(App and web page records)
*** Begin section ***
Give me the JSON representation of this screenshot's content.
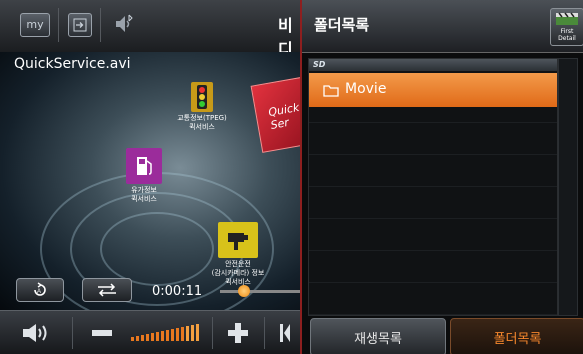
{
  "topbar": {
    "my_label": "my",
    "title_fragment": "비디"
  },
  "video": {
    "filename": "QuickService.avi",
    "timecode": "0:00:11",
    "pois": [
      {
        "label": "교통정보(TPEG)\n퀵서비스"
      },
      {
        "label": "유가정보\n퀵서비스"
      },
      {
        "label": "안전운전\n(감시카메라) 정보\n퀵서비스"
      }
    ],
    "cube_text": "Quick Ser"
  },
  "panel": {
    "title": "폴더목록",
    "first_button_label": "First Detail",
    "storage_label": "SD",
    "folders": [
      {
        "name": "Movie",
        "selected": true
      }
    ],
    "tabs": [
      {
        "label": "재생목록",
        "active": false
      },
      {
        "label": "폴더목록",
        "active": true
      }
    ]
  },
  "colors": {
    "accent": "#e8781f",
    "active_tab_text": "#f5872c"
  }
}
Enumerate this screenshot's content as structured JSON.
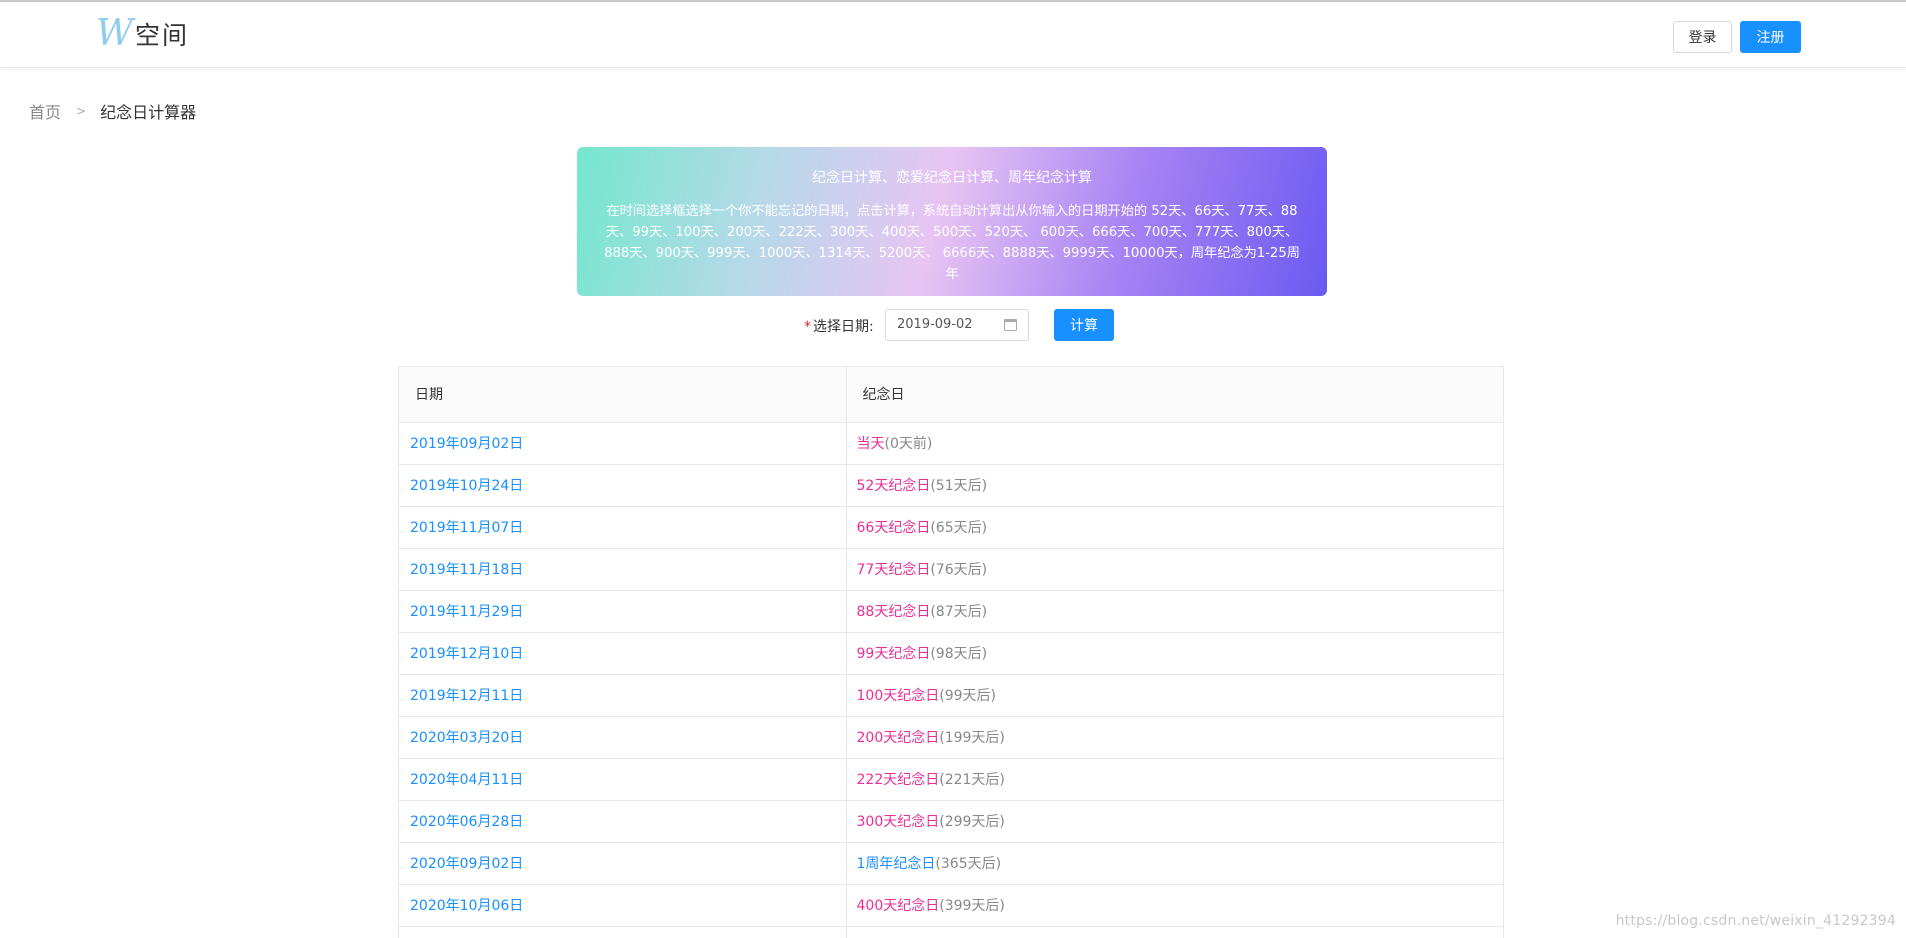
{
  "header": {
    "logo_letter": "W",
    "logo_text": "空间",
    "login_label": "登录",
    "register_label": "注册"
  },
  "breadcrumb": {
    "home": "首页",
    "separator": ">",
    "current": "纪念日计算器"
  },
  "banner": {
    "title": "纪念日计算、恋爱纪念日计算、周年纪念计算",
    "description": "在时间选择框选择一个你不能忘记的日期，点击计算，系统自动计算出从你输入的日期开始的 52天、66天、77天、88天、99天、100天、200天、222天、300天、400天、500天、520天、 600天、666天、700天、777天、800天、888天、900天、999天、1000天、1314天、5200天、 6666天、8888天、9999天、10000天，周年纪念为1-25周年"
  },
  "form": {
    "required_mark": "*",
    "label": "选择日期:",
    "date_value": "2019-09-02",
    "calc_label": "计算"
  },
  "table": {
    "columns": [
      "日期",
      "纪念日"
    ],
    "rows": [
      {
        "date": "2019年09月02日",
        "name": "当天",
        "days": "(0天前)",
        "highlight": "pink"
      },
      {
        "date": "2019年10月24日",
        "name": "52天纪念日",
        "days": "(51天后)",
        "highlight": "pink"
      },
      {
        "date": "2019年11月07日",
        "name": "66天纪念日",
        "days": "(65天后)",
        "highlight": "pink"
      },
      {
        "date": "2019年11月18日",
        "name": "77天纪念日",
        "days": "(76天后)",
        "highlight": "pink"
      },
      {
        "date": "2019年11月29日",
        "name": "88天纪念日",
        "days": "(87天后)",
        "highlight": "pink"
      },
      {
        "date": "2019年12月10日",
        "name": "99天纪念日",
        "days": "(98天后)",
        "highlight": "pink"
      },
      {
        "date": "2019年12月11日",
        "name": "100天纪念日",
        "days": "(99天后)",
        "highlight": "pink"
      },
      {
        "date": "2020年03月20日",
        "name": "200天纪念日",
        "days": "(199天后)",
        "highlight": "pink"
      },
      {
        "date": "2020年04月11日",
        "name": "222天纪念日",
        "days": "(221天后)",
        "highlight": "pink"
      },
      {
        "date": "2020年06月28日",
        "name": "300天纪念日",
        "days": "(299天后)",
        "highlight": "pink"
      },
      {
        "date": "2020年09月02日",
        "name": "1周年纪念日",
        "days": "(365天后)",
        "highlight": "blue"
      },
      {
        "date": "2020年10月06日",
        "name": "400天纪念日",
        "days": "(399天后)",
        "highlight": "pink"
      },
      {
        "date": "",
        "name": "",
        "days": "",
        "highlight": "pink"
      }
    ]
  },
  "watermark": "https://blog.csdn.net/weixin_41292394",
  "colors": {
    "primary": "#1890ff",
    "pink": "#eb2f96",
    "logo": "#8fcdef"
  }
}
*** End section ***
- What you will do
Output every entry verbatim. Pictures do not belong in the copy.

- Exercise result
Give me the JSON representation of this screenshot's content.
{
  "topbar": {
    "my_label": "my",
    "title_fragment": "비디"
  },
  "video": {
    "filename": "QuickService.avi",
    "timecode": "0:00:11",
    "pois": [
      {
        "label": "교통정보(TPEG)\n퀵서비스"
      },
      {
        "label": "유가정보\n퀵서비스"
      },
      {
        "label": "안전운전\n(감시카메라) 정보\n퀵서비스"
      }
    ],
    "cube_text": "Quick Ser"
  },
  "panel": {
    "title": "폴더목록",
    "first_button_label": "First Detail",
    "storage_label": "SD",
    "folders": [
      {
        "name": "Movie",
        "selected": true
      }
    ],
    "tabs": [
      {
        "label": "재생목록",
        "active": false
      },
      {
        "label": "폴더목록",
        "active": true
      }
    ]
  },
  "colors": {
    "accent": "#e8781f",
    "active_tab_text": "#f5872c"
  }
}
Enumerate this screenshot's content as structured JSON.
{
  "header": {
    "logo_letter": "W",
    "logo_text": "空间",
    "login_label": "登录",
    "register_label": "注册"
  },
  "breadcrumb": {
    "home": "首页",
    "separator": ">",
    "current": "纪念日计算器"
  },
  "banner": {
    "title": "纪念日计算、恋爱纪念日计算、周年纪念计算",
    "description": "在时间选择框选择一个你不能忘记的日期，点击计算，系统自动计算出从你输入的日期开始的 52天、66天、77天、88天、99天、100天、200天、222天、300天、400天、500天、520天、 600天、666天、700天、777天、800天、888天、900天、999天、1000天、1314天、5200天、 6666天、8888天、9999天、10000天，周年纪念为1-25周年"
  },
  "form": {
    "required_mark": "*",
    "label": "选择日期:",
    "date_value": "2019-09-02",
    "calc_label": "计算"
  },
  "table": {
    "columns": [
      "日期",
      "纪念日"
    ],
    "rows": [
      {
        "date": "2019年09月02日",
        "name": "当天",
        "days": "(0天前)",
        "highlight": "pink"
      },
      {
        "date": "2019年10月24日",
        "name": "52天纪念日",
        "days": "(51天后)",
        "highlight": "pink"
      },
      {
        "date": "2019年11月07日",
        "name": "66天纪念日",
        "days": "(65天后)",
        "highlight": "pink"
      },
      {
        "date": "2019年11月18日",
        "name": "77天纪念日",
        "days": "(76天后)",
        "highlight": "pink"
      },
      {
        "date": "2019年11月29日",
        "name": "88天纪念日",
        "days": "(87天后)",
        "highlight": "pink"
      },
      {
        "date": "2019年12月10日",
        "name": "99天纪念日",
        "days": "(98天后)",
        "highlight": "pink"
      },
      {
        "date": "2019年12月11日",
        "name": "100天纪念日",
        "days": "(99天后)",
        "highlight": "pink"
      },
      {
        "date": "2020年03月20日",
        "name": "200天纪念日",
        "days": "(199天后)",
        "highlight": "pink"
      },
      {
        "date": "2020年04月11日",
        "name": "222天纪念日",
        "days": "(221天后)",
        "highlight": "pink"
      },
      {
        "date": "2020年06月28日",
        "name": "300天纪念日",
        "days": "(299天后)",
        "highlight": "pink"
      },
      {
        "date": "2020年09月02日",
        "name": "1周年纪念日",
        "days": "(365天后)",
        "highlight": "blue"
      },
      {
        "date": "2020年10月06日",
        "name": "400天纪念日",
        "days": "(399天后)",
        "highlight": "pink"
      },
      {
        "date": "",
        "name": "",
        "days": "",
        "highlight": "pink"
      }
    ]
  },
  "watermark": "https://blog.csdn.net/weixin_41292394",
  "colors": {
    "primary": "#1890ff",
    "pink": "#eb2f96",
    "logo": "#8fcdef"
  }
}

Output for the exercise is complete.